WASHINGTON (AP) - For U.S. presidents, meeting the families of military personnel killed in war is about as wrenching as the presidency gets. President Donald Trump's suggestion Monday that his predecessors fell short in that duty brought a visceral reaction from those who witnessed those grieving encounters.
"He's a deranged animal," Alyssa Mastromonaco, a former deputy chief of staff to President Barack Obama, tweeted about Trump. With an expletive, she called Trump's statement in the Rose Garden a lie.
Trump said in a news conference he had written letters to the families of four soldiers killed in an Oct. 8 ambush in Niger and planned to call them, crediting himself with taking extra steps in honoring the dead properly. "Most of them didn't make calls," he said of his predecessors. He said it's possible that Obama "sometimes did" but "other presidents did not call."
The record is plain that presidents reached out to families of the dead and to the wounded, often with their presence as well as by letter and phone. The path to Walter Reed and other military hospitals, as well as to the Dover, Delaware, Air Force Base where the remains of fallen soldiers are often brought, is a familiar one to Obama, George W. Bush and others.
Obama's official photographer, Pete Souza, tweeted that he photographed Obama "meeting with hundreds of wounded soldiers, and family members of those killed in action." Others recalled his frequent visits with Gold Star families, and travels to Walter Reed, Dover and other venues with families of the dead and with the wounded.
Trump addressed the matter when asked why he had not spoken about the four soldiers killed in Niger. They died when militants thought to be affiliated with the Islamic State group ambushed them while they were patrolling in unarmored trucks with Niger troops.

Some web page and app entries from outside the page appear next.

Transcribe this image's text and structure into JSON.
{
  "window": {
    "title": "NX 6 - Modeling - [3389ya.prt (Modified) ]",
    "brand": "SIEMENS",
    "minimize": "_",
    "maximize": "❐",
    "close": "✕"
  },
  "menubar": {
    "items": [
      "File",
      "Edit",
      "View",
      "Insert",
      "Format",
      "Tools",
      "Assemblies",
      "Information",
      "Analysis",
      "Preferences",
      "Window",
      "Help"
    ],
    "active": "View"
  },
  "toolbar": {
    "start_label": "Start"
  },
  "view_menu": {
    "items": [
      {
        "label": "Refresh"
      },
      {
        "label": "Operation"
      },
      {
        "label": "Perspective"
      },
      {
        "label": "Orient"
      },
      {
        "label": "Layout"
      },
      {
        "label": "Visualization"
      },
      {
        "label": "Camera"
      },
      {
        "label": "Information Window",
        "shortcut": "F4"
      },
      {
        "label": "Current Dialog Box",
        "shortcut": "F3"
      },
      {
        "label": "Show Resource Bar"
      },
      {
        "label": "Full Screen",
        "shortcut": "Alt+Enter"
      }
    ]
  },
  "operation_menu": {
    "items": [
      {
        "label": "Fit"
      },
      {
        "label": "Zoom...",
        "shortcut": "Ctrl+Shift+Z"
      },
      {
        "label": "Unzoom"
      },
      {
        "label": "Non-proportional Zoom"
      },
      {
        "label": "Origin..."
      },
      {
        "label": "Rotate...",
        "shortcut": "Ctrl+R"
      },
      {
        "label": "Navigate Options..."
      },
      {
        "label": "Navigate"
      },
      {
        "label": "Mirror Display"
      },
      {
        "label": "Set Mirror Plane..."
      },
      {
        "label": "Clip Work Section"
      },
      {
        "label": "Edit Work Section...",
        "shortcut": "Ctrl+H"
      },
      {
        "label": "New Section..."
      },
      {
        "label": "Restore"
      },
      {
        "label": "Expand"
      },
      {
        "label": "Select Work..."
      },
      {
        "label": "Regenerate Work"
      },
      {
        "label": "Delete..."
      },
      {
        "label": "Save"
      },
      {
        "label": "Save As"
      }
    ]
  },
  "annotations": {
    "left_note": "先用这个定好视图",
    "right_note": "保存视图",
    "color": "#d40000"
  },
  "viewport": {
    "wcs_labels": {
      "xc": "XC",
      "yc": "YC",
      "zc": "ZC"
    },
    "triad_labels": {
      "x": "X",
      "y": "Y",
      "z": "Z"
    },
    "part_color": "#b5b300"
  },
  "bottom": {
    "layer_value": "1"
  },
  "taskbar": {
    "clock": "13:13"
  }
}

"If you look at President Obama and other presidents, most of them didn't make calls," Trump said.